by Dawn Ford - Legal Counsel
In a rare IR35 victory for HMRC, the first tier tax tribunal has recently handed down its judgement in the case of Northern Lights Solutions Ltd v. HMRC. The facts of the case were that Robert Lee, a project manager had been working via his PSC (Personal Service Company) for the end client Nationwide Building Society. There had been a succession of contracts held between Northern Lights Solutions and Nationwide between 2012 and 2015 and although there were gaps, this effectively amounted to almost 3 years full-time work with the same client. Those contracts had been declared as being outside of IR35. HMRC contested this and had levied a tax bill in excess of £70k.
In its evaluation of the case, the tribunal agreed that little control was exerted over the worker on a day to day basis and if Nationwide had a new project they wanted this worker to be involved with, that would have to be handled under a new contract.
However, on balance the tribunal concluded that the Nationwide’s need, as a highly regulated business, to monitor the progress of the relevant project meant that there was overarching control.
Wisdom is always easy with hindsight.

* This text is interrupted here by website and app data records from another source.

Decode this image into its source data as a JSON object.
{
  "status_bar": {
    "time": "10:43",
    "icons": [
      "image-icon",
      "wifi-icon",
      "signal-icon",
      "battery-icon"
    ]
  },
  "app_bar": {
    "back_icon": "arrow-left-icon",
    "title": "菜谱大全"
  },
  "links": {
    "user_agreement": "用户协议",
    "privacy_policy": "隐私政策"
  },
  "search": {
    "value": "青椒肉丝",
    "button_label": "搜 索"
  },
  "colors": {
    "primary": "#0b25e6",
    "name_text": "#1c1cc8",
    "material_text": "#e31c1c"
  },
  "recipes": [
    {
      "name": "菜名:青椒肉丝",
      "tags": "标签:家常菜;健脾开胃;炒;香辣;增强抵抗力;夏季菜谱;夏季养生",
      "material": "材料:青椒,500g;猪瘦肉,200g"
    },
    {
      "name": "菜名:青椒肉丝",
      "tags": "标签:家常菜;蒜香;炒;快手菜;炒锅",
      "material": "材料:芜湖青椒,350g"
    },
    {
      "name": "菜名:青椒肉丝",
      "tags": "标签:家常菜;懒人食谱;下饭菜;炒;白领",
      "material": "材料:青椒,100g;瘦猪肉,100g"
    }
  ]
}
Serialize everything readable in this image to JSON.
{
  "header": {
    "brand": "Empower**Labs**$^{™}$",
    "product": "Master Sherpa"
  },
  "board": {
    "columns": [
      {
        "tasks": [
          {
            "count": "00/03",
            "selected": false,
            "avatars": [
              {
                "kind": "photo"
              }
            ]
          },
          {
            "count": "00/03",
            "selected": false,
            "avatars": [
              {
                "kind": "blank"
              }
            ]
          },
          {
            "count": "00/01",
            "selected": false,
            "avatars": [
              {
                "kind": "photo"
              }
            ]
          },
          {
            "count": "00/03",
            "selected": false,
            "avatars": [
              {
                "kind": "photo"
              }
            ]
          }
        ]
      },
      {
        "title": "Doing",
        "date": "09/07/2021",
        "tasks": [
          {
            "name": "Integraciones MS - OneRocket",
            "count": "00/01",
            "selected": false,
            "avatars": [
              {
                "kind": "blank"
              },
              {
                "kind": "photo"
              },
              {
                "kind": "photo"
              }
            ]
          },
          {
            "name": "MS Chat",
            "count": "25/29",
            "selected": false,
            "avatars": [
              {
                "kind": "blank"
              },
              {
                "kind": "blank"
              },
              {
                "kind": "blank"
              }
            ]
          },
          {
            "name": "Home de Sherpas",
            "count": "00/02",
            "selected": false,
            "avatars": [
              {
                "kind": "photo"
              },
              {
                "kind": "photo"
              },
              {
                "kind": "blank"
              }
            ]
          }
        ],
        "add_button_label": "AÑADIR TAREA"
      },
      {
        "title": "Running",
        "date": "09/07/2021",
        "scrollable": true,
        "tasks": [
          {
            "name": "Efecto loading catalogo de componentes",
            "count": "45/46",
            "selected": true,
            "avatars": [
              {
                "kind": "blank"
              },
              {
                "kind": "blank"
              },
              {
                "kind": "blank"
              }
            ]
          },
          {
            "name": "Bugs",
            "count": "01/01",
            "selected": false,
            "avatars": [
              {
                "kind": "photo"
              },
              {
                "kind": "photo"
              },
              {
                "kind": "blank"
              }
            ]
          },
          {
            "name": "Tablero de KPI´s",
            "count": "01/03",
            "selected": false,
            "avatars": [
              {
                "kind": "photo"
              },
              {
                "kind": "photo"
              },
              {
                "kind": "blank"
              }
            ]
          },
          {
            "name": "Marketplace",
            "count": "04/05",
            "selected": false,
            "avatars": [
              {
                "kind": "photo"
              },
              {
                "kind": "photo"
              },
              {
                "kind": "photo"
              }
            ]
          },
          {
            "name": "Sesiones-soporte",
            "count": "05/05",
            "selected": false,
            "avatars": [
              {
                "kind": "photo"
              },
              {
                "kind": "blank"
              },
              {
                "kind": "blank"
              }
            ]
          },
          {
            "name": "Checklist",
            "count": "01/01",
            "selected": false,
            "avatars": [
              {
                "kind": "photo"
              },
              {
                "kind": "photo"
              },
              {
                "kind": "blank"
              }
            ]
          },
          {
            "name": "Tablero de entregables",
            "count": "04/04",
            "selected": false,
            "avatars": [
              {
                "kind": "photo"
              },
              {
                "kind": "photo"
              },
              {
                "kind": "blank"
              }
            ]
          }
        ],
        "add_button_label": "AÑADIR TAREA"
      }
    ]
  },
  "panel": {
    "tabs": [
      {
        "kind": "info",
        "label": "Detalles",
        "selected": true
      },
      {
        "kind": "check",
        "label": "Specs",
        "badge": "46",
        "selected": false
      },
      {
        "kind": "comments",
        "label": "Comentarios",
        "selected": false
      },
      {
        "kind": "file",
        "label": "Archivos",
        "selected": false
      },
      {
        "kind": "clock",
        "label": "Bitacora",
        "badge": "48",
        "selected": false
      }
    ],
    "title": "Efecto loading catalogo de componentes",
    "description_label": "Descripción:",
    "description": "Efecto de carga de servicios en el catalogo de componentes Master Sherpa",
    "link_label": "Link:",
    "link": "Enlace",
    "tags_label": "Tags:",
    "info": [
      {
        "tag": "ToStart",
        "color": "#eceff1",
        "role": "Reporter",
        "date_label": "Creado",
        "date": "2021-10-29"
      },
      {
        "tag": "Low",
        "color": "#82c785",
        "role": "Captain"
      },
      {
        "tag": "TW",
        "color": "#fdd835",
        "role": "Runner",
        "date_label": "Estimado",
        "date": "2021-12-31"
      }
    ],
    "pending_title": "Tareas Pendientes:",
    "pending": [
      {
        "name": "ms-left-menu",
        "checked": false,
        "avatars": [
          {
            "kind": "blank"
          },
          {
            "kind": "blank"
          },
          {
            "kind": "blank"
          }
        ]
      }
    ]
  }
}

Back in 2012, I would suggest that no bank would have given much thought to IR35. And why would they? At that point in time the sole decision making authority rested with the PSC. If the PSC got it wrong, either innocently or fraudulently, the risk to the end client was almost non-existent unless they’d been complicit in misleading HMRC.
Fast forward to 2019 and we saw a succession of banks coming out, quite early in the process, and stating that all their PSCs would be inside IR35. Now yes, banks are naturally cautious beasts and that is part of the reason for that choice, but the main reason is that banking is a highly regulated industry and the end client has a duty to ensure compliance with those regulations. Part of that means that workers in that industry are subject to much greater control than they would be in other industries.
Had Mr Lee known this when he first opposed HMRC’s tax bill, I think he might have been more circumspect about going to tribunal, because knowing what we do now, this outcome is not much of a surprise.
It is worth noting, albeit in comments made in obiter, that the tribunal did briefly consider the now infamous MOO – mutuality of obligation – in my view rightly pointed out that a contract existing today is no proof that any contract will exist in the future and therefore a PSC contracting with a client today is no proof that any extension or new contract might be offered or accepted in the future. While it’s not the major battleground that substitution has become with the CEST tool, it is another example of the problem that what HMRC says is not representative of what case law has previously determined.